I mean, as you note, context is everything. SRV played a vintage Fender Strat - a bright guitar with low output pickups, by standards of the day - into at least early on various clean Fenders turned way up - still a pretty bright amp, even driven into breakup - and played with a VERY heavy, aggressive pick attack. Not only did he probably need heavier strings because he’d simply blow up 9s, but the fact that 11s and 12s tend to be a lot more compressed and somewhat darker than 9s or 10s, which comparaively would sound brighter or more explosive, probably helped thicken and fill out his tone. Meanwhile, the reasons lighter strings tend to sound “better” through gain is they DO have a sharper, more pronounced attack, which can make notes jump out a little more.

I figured out through some trial and error pretty early on (like, within the first few years of picking up a guitar, in the mid-late-90s) that despite the “thicker strings = tone” thing, I actually liked the sound of thinner strings through a distorted amp. But, I felt like I phrased a lot better, and felt more in control, on heavier strings, so I just went with it anyway. For a while I was playing 11-68s on a seven string but the bending got to be a bit much for me and I think 10s these days are a pretty good compromise for feel, for me.

I feel like I’ve read other people say likewise. I can handle 10s, but when I bend a lot it can get to me; 11s might be asking for trouble. Kind of been thinking to stay where I am with the 10s, especially since I’m not a huge distortion guy. Anyway, I’ve got enough to think about with picking right now.

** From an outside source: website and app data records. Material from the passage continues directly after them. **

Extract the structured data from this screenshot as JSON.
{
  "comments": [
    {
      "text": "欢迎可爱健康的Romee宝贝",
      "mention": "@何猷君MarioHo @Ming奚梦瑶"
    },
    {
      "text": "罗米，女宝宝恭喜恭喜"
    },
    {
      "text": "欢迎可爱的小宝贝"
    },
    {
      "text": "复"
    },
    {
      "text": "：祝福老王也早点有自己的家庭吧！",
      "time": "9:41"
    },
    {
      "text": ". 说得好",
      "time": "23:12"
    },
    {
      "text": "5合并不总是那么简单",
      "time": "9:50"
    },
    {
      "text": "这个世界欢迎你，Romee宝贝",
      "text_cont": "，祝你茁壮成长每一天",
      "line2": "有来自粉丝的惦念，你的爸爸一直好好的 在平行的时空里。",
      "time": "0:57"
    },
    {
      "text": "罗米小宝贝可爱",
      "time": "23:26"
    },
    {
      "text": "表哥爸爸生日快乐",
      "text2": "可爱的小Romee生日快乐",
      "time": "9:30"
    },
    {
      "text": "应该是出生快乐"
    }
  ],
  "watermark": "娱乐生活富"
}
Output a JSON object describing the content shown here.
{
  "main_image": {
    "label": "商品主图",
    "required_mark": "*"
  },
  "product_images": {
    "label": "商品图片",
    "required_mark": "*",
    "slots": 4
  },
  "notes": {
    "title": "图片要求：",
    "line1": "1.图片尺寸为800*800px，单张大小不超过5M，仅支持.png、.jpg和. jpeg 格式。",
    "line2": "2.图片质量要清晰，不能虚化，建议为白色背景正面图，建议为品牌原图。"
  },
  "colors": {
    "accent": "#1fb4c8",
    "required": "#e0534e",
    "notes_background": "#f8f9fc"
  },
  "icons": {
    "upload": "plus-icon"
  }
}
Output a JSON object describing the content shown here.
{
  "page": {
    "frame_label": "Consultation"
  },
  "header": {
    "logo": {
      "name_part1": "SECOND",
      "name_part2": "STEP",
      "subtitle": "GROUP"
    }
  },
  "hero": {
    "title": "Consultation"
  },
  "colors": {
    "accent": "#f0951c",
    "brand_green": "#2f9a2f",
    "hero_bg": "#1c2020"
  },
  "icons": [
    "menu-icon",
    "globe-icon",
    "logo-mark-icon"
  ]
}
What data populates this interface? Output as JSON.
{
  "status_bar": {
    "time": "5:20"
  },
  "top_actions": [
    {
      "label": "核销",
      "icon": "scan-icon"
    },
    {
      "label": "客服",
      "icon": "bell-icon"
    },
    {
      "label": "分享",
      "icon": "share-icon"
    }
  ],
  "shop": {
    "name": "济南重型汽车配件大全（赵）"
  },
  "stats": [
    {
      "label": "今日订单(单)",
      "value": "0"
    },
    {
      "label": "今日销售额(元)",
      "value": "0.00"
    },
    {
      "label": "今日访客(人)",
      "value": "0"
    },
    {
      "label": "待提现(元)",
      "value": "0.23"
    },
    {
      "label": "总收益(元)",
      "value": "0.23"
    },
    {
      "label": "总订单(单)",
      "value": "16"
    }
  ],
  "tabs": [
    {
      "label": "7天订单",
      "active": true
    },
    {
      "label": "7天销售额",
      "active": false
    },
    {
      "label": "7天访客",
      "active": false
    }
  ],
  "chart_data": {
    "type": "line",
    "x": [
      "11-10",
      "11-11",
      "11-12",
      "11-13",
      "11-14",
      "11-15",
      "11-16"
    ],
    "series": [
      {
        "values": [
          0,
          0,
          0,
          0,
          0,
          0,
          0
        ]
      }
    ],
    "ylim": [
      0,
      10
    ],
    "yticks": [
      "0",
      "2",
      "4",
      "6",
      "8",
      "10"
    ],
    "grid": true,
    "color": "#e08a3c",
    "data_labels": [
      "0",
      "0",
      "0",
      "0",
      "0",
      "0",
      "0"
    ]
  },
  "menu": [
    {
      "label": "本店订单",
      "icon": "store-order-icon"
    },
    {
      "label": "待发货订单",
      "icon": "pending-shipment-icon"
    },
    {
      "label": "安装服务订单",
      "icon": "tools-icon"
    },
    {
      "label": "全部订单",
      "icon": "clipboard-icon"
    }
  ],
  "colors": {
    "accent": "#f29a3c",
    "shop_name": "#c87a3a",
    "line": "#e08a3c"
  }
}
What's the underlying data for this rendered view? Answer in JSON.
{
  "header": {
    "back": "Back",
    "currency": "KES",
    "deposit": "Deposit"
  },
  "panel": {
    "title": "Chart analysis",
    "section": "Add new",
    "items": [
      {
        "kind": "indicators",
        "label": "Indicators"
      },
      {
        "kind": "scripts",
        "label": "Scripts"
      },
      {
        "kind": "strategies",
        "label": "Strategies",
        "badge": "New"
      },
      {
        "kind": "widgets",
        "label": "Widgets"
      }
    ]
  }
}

Yeah, I actually haven’t seen Beato’s video, but my suspicion is his focus on thinner strings is mostly within the context of distorted tones, and it’s less of an issue with clean sounds. Either way, honestly, I’d just settle on whatever feels the most comfortable to you, and then tweak things elsewhere if that involves a tonal compromise. Easy enough to find a darker or less dynamically transparent pickup, if you feel like you play better on thinner strings but want to smooth out your signal a little, you know?